Antipsychotic drugs are known to induce neuromuscular effects. In this study, we review 13 years (2002–2014) of antipsychotic intoxications reported by the anti-poisoning center of Algiers (APCA). The most recorded symptoms were neuromuscular/muscular disorders, of which haloperidol was the most inducer among all antipsychotics. A prospective study was conducted between December 2012 and January 2017 to evaluate muscle effects generated after intentional or accidental ingestion of haloperidol. Fifty-one patients admitted in different emergency departments in Algiers were included in this study. Urine and blood samples were collected from each patient for biological and toxicological monitoring and a group of healthy volunteers was assessed for comparison purpose. There was no significant difference in plasma lactate dehydrogenase (LDH) activity between healthy volunteers and exposed patients even when high levels of haloperidol were recorded. In contrast, selenium concentration and creatine kinase (CK) activity in plasma samples were significantly higher in patients exposed to high levels of haloperidol compared to healthy volunteers. Large percentage of patients exposed to high levels of haloperidol presented a significant elevated CK activity and high selenium concentration regarding the physiological thresholds. Additionally, CK activity and selenium concentration correlated positively with plasma content of haloperidol suggesting a dose-dependent relationship.
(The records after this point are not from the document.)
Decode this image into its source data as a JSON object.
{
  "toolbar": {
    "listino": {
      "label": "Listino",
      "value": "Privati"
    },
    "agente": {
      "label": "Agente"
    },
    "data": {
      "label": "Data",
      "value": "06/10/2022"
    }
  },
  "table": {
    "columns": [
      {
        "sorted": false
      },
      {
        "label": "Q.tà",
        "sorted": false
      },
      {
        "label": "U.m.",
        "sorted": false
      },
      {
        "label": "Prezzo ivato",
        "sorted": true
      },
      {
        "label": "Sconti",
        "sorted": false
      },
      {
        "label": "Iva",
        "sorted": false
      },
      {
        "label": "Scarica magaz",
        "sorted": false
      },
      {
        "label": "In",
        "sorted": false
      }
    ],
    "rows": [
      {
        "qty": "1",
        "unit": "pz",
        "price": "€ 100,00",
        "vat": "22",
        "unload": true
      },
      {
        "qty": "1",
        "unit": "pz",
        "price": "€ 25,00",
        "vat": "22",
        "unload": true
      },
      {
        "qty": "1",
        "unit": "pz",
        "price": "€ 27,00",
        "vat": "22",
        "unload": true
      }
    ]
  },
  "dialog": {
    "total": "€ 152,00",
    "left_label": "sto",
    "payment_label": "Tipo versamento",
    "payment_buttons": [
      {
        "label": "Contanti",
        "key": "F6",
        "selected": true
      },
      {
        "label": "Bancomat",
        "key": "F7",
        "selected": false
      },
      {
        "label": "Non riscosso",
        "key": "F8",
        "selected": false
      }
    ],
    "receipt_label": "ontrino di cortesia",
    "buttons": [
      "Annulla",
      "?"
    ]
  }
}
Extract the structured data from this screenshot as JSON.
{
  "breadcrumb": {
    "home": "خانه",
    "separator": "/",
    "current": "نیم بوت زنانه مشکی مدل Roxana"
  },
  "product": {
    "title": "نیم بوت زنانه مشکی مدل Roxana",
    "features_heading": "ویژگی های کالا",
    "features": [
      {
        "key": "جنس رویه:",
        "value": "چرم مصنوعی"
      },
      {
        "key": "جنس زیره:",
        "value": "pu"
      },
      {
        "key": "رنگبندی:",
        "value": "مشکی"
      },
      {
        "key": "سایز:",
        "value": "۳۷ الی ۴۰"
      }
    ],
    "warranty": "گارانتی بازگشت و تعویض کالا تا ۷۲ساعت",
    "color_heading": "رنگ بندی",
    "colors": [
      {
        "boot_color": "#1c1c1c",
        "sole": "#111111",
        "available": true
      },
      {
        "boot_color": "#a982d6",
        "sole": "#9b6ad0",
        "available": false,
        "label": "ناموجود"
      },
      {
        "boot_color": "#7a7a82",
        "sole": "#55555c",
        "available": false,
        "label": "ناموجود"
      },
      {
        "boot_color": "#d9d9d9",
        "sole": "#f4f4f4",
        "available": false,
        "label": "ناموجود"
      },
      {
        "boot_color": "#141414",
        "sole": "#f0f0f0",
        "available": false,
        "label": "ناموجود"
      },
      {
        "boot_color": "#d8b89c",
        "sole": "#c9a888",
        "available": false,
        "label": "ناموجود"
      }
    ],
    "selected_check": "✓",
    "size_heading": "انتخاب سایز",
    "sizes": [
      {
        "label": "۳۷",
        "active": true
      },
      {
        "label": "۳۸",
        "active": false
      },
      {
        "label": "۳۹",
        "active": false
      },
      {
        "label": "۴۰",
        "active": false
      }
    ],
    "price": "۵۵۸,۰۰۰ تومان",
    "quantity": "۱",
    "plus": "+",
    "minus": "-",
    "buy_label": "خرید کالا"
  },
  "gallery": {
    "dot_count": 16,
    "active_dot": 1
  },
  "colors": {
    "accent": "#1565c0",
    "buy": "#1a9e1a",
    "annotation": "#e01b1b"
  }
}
In conclusion, some biomarkers (CK and selenium) may reflect muscle adverse effects of high haloperidol exposure that result possibly from muscle rigidity.